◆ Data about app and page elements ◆

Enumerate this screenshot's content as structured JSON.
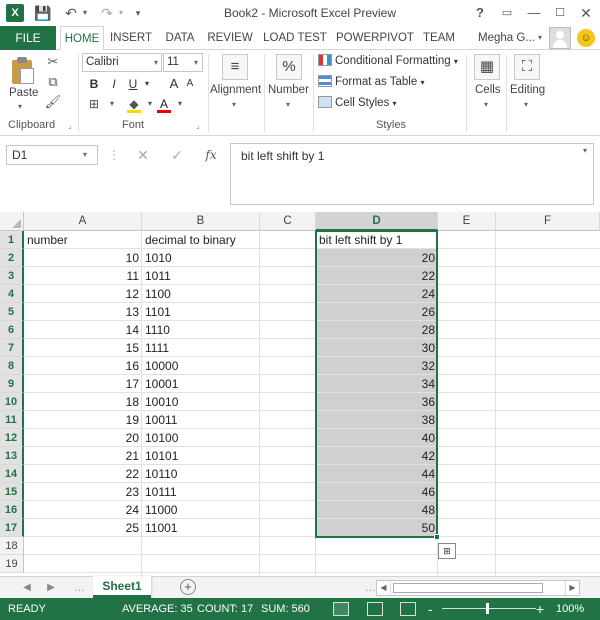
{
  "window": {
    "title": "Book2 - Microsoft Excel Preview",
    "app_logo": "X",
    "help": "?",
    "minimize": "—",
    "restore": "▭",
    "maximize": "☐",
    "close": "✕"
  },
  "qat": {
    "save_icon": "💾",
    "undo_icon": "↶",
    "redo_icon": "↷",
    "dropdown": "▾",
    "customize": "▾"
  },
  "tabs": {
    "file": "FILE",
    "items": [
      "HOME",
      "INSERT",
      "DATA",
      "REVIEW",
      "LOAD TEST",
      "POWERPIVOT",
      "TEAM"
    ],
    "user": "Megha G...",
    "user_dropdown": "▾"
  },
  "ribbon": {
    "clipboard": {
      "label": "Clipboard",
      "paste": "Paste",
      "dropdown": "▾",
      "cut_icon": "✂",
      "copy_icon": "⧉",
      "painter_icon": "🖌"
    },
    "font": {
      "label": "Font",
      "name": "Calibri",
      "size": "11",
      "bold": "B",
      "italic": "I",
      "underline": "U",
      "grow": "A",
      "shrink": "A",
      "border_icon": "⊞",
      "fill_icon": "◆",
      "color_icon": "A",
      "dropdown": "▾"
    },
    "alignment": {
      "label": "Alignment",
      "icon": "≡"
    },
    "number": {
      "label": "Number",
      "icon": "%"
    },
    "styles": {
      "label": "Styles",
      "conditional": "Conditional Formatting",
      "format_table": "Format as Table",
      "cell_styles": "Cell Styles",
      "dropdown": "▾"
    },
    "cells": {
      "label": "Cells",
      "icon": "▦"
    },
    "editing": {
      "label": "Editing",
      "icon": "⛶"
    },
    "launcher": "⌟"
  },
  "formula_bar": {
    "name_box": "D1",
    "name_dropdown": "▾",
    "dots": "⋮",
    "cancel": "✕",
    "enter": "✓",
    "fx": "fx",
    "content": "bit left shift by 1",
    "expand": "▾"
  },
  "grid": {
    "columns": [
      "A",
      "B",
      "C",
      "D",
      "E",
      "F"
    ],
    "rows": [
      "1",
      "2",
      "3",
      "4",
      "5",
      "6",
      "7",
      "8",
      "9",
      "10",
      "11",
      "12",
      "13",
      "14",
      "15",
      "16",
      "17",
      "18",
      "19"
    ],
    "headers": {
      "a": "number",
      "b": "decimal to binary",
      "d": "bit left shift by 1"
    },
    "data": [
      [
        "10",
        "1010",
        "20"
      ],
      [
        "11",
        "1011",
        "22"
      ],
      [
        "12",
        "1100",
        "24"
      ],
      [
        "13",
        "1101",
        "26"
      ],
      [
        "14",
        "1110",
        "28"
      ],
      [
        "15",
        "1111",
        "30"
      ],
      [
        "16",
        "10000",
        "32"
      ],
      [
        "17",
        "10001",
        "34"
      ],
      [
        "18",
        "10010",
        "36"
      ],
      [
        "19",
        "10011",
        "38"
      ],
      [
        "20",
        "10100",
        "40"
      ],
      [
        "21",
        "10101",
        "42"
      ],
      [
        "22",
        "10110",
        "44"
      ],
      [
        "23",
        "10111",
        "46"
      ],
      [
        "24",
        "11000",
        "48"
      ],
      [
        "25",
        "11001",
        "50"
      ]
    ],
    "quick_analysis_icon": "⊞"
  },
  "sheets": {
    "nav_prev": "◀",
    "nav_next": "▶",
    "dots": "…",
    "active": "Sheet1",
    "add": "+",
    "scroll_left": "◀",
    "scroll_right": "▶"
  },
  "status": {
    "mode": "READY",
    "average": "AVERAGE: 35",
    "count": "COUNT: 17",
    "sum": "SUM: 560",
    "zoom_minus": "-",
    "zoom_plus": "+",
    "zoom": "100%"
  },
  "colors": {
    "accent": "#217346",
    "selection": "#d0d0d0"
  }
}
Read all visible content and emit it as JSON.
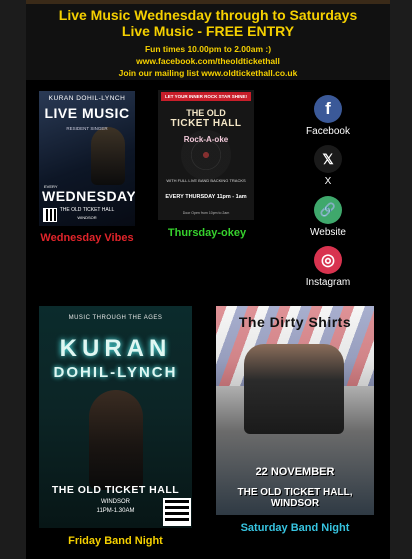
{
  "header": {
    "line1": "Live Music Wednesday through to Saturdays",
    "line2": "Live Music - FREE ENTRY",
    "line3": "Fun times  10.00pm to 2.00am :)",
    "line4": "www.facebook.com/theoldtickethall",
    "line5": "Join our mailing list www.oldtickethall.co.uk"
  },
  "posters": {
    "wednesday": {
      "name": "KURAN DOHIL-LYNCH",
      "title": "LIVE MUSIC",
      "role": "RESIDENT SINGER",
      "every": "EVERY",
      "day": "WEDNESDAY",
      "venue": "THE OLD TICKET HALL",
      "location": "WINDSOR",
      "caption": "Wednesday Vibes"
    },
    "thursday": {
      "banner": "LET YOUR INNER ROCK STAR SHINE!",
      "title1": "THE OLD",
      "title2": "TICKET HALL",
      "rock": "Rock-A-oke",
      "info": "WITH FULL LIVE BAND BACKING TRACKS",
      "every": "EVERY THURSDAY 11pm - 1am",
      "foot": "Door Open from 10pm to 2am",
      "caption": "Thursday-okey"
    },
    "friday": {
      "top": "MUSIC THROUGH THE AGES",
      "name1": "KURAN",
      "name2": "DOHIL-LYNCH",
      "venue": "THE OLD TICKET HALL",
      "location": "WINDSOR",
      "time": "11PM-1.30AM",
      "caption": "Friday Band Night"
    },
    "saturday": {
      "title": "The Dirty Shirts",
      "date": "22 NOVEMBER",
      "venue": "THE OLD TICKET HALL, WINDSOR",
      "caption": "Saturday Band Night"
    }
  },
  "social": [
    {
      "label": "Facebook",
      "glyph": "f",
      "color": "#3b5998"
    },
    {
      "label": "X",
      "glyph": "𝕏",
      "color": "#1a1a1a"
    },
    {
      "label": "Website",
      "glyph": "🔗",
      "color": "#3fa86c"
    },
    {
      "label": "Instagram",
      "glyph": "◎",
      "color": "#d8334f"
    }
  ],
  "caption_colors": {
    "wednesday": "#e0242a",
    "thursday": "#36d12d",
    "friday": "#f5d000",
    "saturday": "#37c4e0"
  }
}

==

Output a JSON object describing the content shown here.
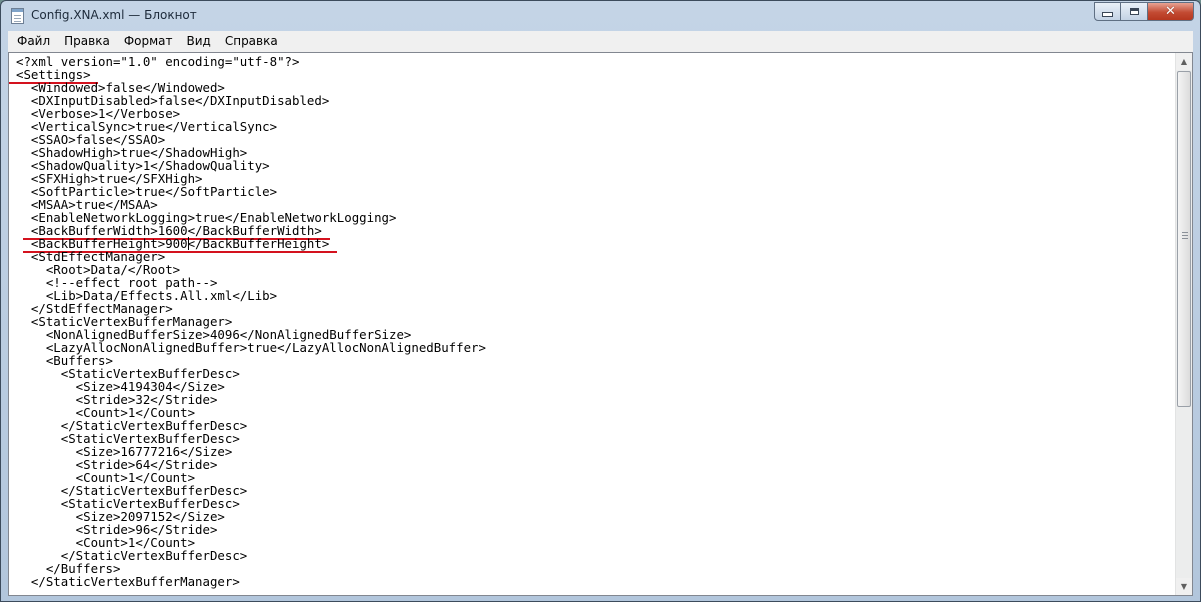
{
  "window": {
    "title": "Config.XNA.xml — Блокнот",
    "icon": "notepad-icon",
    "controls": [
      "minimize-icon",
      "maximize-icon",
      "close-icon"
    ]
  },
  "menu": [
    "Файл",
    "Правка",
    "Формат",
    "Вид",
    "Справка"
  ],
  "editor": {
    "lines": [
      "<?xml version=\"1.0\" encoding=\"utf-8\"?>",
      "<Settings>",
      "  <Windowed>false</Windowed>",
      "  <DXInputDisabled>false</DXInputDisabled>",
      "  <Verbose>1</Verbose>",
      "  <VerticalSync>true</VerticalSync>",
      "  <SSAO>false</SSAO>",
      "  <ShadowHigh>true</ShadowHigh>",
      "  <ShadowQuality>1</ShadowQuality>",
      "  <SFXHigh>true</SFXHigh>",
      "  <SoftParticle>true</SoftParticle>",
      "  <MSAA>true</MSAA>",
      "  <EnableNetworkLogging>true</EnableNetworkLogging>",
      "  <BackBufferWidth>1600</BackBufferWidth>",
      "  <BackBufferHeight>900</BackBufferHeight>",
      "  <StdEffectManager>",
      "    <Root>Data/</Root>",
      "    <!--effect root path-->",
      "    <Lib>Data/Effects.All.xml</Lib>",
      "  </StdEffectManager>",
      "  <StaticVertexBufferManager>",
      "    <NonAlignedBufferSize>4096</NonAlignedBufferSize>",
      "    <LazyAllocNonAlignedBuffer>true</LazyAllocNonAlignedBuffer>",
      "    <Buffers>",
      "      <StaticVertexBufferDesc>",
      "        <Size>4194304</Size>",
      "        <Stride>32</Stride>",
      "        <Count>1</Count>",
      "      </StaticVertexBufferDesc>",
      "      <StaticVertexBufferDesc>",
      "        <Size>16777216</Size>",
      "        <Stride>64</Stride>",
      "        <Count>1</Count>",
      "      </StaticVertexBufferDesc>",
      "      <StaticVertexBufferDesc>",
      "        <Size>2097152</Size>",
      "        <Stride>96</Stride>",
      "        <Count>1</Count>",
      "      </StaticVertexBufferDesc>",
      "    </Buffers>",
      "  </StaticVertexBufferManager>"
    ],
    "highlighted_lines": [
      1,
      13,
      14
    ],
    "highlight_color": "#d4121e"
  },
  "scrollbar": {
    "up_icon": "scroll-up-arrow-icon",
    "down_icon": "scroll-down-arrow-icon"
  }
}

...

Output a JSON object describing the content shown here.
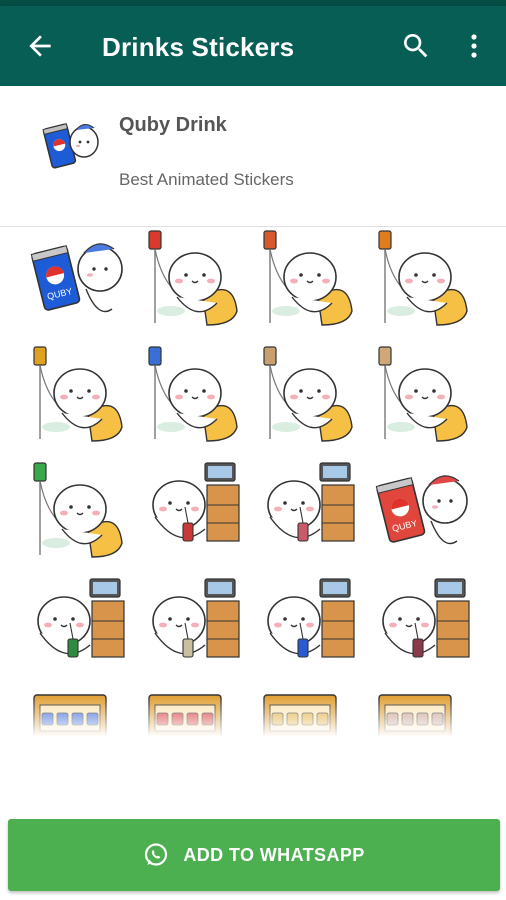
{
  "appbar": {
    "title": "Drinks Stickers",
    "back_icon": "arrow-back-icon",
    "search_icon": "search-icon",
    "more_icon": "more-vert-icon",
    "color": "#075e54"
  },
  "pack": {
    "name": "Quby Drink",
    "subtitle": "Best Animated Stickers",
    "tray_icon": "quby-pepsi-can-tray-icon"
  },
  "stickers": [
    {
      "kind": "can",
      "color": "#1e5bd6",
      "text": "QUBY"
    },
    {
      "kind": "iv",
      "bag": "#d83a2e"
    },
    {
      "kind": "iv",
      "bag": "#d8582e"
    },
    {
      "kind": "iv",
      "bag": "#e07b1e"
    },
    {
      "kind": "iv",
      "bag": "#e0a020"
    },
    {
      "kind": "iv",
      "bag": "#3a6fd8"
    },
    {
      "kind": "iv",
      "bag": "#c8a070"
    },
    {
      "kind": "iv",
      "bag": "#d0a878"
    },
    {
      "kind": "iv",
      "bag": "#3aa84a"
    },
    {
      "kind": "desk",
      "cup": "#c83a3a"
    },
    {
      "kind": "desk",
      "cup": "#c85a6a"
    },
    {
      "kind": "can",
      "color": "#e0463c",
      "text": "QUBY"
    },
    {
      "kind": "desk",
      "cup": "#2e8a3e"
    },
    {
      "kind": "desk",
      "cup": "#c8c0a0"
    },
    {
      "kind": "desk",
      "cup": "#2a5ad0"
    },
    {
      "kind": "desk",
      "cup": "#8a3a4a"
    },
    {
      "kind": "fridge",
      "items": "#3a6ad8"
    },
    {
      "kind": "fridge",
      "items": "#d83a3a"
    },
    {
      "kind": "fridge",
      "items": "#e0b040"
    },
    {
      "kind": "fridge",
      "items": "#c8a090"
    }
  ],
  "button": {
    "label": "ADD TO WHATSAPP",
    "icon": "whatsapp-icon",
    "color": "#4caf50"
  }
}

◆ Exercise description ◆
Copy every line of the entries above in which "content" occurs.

◆ Response for this exercise ◆
Enumerate this screenshot's content as structured JSON.
    "content": "bit left shift by 1",
Read all visible content and emit it as JSON.
Output a JSON object describing the content shown here.
Output a JSON object describing the content shown here.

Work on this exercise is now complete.